**Your objective**
In the entries that follow, find every line containing "Integration" and copy it.

(Stored data entries)
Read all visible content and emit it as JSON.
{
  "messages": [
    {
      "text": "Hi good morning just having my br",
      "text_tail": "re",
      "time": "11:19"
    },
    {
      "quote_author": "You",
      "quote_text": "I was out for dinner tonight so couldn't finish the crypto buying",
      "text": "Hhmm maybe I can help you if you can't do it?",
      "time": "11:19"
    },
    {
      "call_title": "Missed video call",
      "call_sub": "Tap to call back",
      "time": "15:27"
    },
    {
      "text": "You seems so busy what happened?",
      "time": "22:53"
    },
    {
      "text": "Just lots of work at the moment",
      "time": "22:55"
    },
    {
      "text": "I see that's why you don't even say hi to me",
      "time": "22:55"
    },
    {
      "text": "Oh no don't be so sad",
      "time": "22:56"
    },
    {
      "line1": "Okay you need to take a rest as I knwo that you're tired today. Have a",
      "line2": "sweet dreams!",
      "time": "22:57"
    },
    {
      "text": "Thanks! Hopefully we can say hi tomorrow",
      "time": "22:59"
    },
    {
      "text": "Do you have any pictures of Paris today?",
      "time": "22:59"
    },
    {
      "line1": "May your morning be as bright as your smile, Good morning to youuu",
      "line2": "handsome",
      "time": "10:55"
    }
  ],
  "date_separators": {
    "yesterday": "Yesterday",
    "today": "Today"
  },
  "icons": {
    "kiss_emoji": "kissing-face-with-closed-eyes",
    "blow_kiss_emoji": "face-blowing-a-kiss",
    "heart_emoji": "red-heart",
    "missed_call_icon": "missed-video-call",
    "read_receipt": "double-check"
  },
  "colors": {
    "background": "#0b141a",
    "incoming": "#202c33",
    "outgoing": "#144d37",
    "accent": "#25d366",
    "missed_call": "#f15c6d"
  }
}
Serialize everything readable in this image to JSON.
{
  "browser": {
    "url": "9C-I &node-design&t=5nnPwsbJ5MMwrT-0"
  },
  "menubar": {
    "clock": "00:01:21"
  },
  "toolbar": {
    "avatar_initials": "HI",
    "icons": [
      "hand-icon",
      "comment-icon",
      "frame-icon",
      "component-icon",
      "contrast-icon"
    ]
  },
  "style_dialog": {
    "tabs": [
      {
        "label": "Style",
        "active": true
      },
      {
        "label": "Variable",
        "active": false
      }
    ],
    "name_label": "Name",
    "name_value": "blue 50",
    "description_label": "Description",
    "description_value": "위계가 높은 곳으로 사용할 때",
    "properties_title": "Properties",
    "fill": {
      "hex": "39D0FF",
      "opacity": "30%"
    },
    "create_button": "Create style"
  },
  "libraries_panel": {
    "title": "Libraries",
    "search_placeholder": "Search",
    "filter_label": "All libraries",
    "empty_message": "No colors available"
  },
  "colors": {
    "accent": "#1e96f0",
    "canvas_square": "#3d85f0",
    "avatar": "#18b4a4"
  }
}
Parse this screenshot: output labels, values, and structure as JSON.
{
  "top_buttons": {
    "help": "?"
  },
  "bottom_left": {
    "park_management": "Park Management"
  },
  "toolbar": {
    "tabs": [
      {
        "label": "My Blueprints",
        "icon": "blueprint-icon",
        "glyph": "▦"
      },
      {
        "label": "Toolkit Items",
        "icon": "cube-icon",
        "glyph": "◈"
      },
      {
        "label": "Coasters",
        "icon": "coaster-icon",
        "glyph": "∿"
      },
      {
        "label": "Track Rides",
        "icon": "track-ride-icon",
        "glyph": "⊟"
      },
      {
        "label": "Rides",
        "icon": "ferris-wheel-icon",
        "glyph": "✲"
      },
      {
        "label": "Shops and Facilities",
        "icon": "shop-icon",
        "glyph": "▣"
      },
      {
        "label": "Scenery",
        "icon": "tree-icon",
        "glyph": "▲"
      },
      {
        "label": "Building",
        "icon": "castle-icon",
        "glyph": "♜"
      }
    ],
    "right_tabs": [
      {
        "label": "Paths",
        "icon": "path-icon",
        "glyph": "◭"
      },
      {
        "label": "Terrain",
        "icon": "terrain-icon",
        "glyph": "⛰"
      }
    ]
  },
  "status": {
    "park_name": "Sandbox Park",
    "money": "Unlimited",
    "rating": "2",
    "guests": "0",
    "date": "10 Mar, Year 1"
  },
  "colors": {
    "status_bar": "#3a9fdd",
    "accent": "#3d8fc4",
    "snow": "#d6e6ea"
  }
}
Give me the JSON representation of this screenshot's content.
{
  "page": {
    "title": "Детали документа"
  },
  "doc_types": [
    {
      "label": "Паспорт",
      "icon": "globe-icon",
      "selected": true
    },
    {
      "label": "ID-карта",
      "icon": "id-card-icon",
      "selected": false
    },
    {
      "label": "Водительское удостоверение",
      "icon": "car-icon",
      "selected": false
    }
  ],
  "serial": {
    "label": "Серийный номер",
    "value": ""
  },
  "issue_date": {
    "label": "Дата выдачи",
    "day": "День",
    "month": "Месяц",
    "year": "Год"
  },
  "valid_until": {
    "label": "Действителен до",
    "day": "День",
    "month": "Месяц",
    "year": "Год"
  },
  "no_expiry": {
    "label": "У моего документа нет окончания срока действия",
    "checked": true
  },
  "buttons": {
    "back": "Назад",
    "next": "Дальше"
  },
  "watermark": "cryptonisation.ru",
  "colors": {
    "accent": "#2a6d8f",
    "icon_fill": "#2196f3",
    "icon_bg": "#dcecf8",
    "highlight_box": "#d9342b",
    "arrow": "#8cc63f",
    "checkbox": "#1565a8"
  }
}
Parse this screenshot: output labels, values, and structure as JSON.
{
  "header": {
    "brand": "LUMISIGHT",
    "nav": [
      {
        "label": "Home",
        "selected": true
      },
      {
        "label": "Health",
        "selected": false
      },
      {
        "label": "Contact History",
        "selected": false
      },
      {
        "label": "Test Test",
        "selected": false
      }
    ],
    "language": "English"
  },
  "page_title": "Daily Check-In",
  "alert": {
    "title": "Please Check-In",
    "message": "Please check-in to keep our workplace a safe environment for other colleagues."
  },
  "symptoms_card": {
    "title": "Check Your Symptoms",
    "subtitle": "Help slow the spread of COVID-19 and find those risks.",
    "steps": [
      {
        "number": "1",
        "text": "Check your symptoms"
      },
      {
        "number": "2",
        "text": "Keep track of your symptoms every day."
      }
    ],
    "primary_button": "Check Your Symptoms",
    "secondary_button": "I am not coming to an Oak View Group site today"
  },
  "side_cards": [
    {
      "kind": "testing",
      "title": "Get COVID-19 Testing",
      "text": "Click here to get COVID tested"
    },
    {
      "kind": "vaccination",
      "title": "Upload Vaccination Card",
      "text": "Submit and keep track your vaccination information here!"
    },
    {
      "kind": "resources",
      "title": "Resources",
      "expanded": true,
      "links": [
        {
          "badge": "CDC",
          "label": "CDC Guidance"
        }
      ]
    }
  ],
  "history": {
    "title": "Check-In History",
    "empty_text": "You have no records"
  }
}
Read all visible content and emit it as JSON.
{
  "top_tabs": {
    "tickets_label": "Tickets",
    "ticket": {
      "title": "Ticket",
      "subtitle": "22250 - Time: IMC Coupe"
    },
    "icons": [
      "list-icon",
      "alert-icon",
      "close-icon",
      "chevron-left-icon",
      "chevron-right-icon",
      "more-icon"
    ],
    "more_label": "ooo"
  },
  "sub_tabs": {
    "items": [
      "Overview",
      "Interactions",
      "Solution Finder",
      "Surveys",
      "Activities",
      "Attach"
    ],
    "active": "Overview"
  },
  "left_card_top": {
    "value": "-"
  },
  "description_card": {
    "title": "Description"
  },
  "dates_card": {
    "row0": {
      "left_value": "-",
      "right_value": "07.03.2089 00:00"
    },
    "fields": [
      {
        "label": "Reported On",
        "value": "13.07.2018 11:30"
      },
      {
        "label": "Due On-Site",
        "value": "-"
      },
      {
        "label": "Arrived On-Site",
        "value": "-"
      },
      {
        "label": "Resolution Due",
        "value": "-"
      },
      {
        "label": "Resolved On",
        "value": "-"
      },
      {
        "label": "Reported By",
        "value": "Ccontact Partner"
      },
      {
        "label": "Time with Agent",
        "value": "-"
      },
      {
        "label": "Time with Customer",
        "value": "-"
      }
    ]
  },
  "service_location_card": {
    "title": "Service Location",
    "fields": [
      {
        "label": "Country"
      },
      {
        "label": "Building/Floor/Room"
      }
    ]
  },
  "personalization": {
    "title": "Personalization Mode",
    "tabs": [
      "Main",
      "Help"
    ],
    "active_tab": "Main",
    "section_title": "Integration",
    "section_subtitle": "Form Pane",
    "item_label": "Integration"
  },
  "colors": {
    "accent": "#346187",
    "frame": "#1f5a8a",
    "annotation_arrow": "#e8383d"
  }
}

**Exercise solution**
    "section_title": "Integration",
    "item_label": "Integration"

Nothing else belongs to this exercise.